DATA TO EXAMINE START
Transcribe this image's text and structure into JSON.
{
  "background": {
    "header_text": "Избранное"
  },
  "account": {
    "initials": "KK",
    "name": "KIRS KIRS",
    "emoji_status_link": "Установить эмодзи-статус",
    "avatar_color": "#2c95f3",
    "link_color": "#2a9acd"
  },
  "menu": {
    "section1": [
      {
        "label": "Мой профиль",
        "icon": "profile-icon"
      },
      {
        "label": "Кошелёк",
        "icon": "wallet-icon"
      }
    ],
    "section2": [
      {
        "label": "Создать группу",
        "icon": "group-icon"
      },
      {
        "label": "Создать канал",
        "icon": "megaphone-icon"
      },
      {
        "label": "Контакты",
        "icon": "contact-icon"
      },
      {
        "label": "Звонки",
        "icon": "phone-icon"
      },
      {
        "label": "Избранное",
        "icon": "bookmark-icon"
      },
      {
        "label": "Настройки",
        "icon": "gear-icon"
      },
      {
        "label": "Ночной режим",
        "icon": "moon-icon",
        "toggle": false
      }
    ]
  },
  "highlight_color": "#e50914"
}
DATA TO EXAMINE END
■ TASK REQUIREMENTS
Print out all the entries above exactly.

■ THE ANSWER
Transcribe this image's text and structure into JSON.
{
  "background": {
    "header_text": "Избранное"
  },
  "account": {
    "initials": "KK",
    "name": "KIRS KIRS",
    "emoji_status_link": "Установить эмодзи-статус",
    "avatar_color": "#2c95f3",
    "link_color": "#2a9acd"
  },
  "menu": {
    "section1": [
      {
        "label": "Мой профиль",
        "icon": "profile-icon"
      },
      {
        "label": "Кошелёк",
        "icon": "wallet-icon"
      }
    ],
    "section2": [
      {
        "label": "Создать группу",
        "icon": "group-icon"
      },
      {
        "label": "Создать канал",
        "icon": "megaphone-icon"
      },
      {
        "label": "Контакты",
        "icon": "contact-icon"
      },
      {
        "label": "Звонки",
        "icon": "phone-icon"
      },
      {
        "label": "Избранное",
        "icon": "bookmark-icon"
      },
      {
        "label": "Настройки",
        "icon": "gear-icon"
      },
      {
        "label": "Ночной режим",
        "icon": "moon-icon",
        "toggle": false
      }
    ]
  },
  "highlight_color": "#e50914"
}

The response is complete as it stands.